Smith, John (1579?–1631), an English soldier of fortune, explorer, and author who played a prominent role in the founding of Virginia. Boastful and quarrelsome, yet able and courageous, Captain John Smith was one of the most colorful figures in early American history. Controversy has long surrounded his reputation because much of what was known about his exploits came from his own writings. Present-day historical scholarship, however, holds him to have been a skilled administrator, a daring fighter, and a valuable chronicler.
Smith's bold direction of the settlement at Jamestown did much to assure the survival of the first English colony in what is now the United States. His explorations along the New England coast heightened interest in the settlement of that area.
Smith was born in Lincolnshire, England, the son of a poor farmer. He was apprenticed to a wealthy merchant, but soon left for the Continent in search of adventure. There he fought against the Turks. On one occasion, according to his own account, Smith killed three Turkish warriors in successive duels. He was later wounded, taken captive, and sold as a slave. He managed to escape and by 1605 had returned to England.
Smith's writings indicate that he was involved in promoting the Virginia Company of London. When some 140 colonists left London in December, 1606, to establish a settlement in Virginia, Smith was included, listed as one of the ruling council. En route he was imprisoned because his name was mentioned in connection with an intended mutiny. Smith was released after arrival at Jamestown and began the first of his many explorations. On one expedition, he was captured by Indians under Chief Powhatan and, according to Smith, was saved from death by the chief's daughter Pocahontas, who threw herself on him as the death blow was about to fall.
From the beginning, the colony was plagued by disease, starvation, and feuding leaders. It was Smith who succeeded in obtaining food from the Indians. In 1608 he became chief councilor, and under his firm direction the colonists were made to plant crops and to expand the fort. In 1609 Smith was severely burned in a gunpowder explosion. His enemies on the council used this opportunity to depose him and have him returned to England.
From 1614 to 1617, Smith made surveys along the coast of New England for some London merchants. His A Description of New England (1616) fixed the name on the region and included a remarkably accurate map, which was used by the Pilgrims. Smith later devoted his time to writing about his exploits.

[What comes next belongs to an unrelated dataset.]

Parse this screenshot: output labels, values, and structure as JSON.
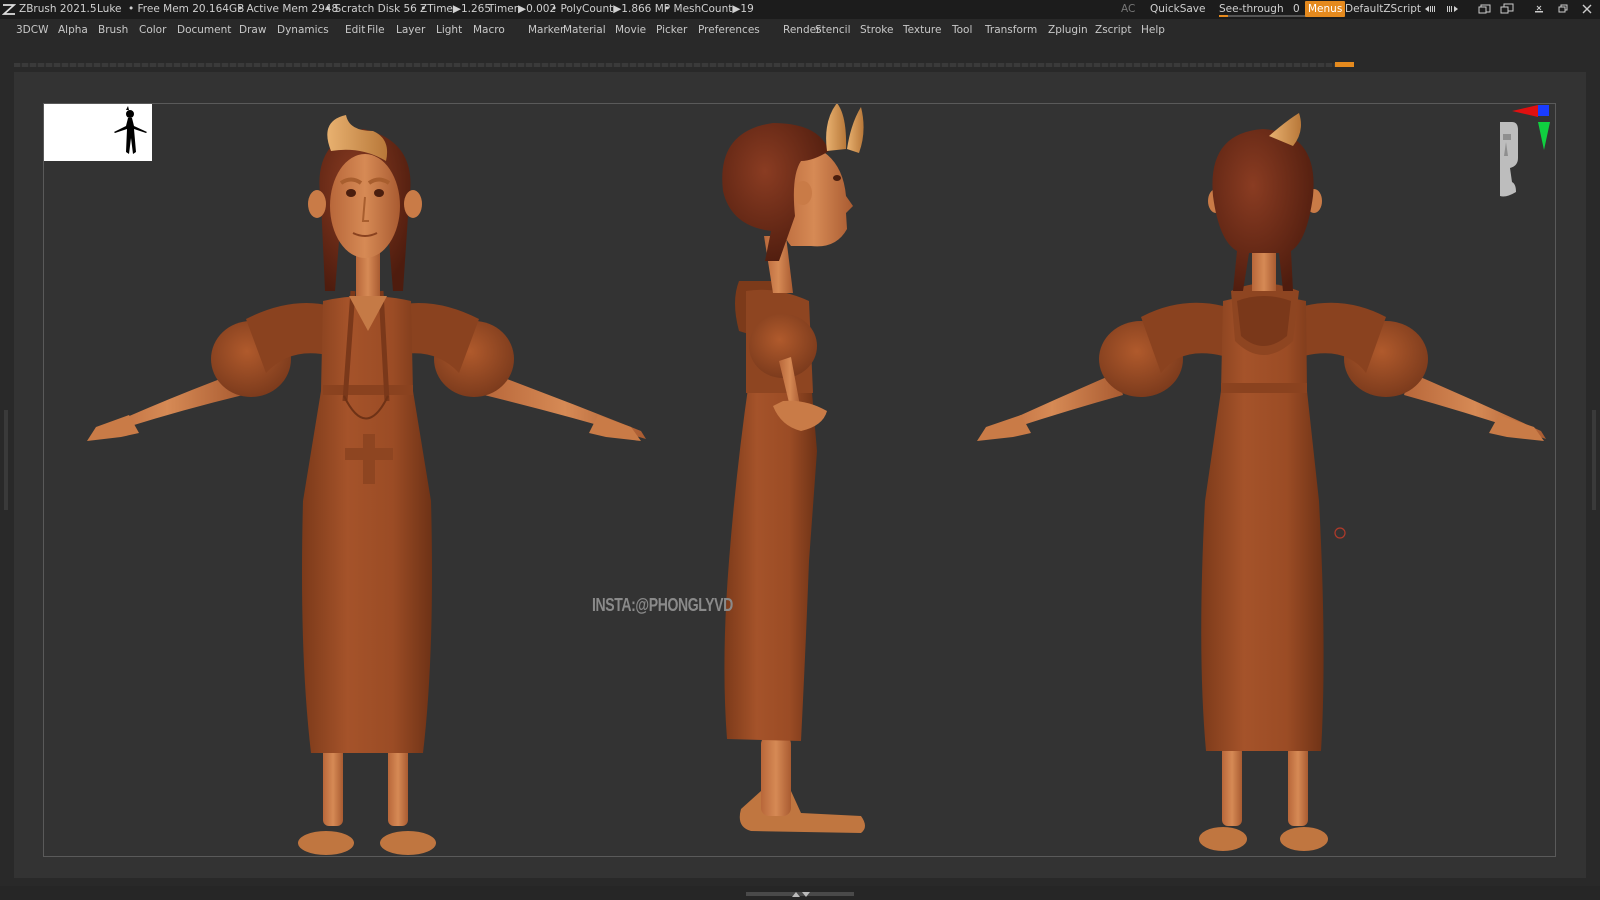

Smith's account of Virginia's settlement, True Relation of Occurrences and Accidents in Virginia (1608), was the first literature produced in America. He also wrote a general history of Virginia, which was published in 1624. The Complete Works of Captain John Smith (1580–1631) was published in 1986.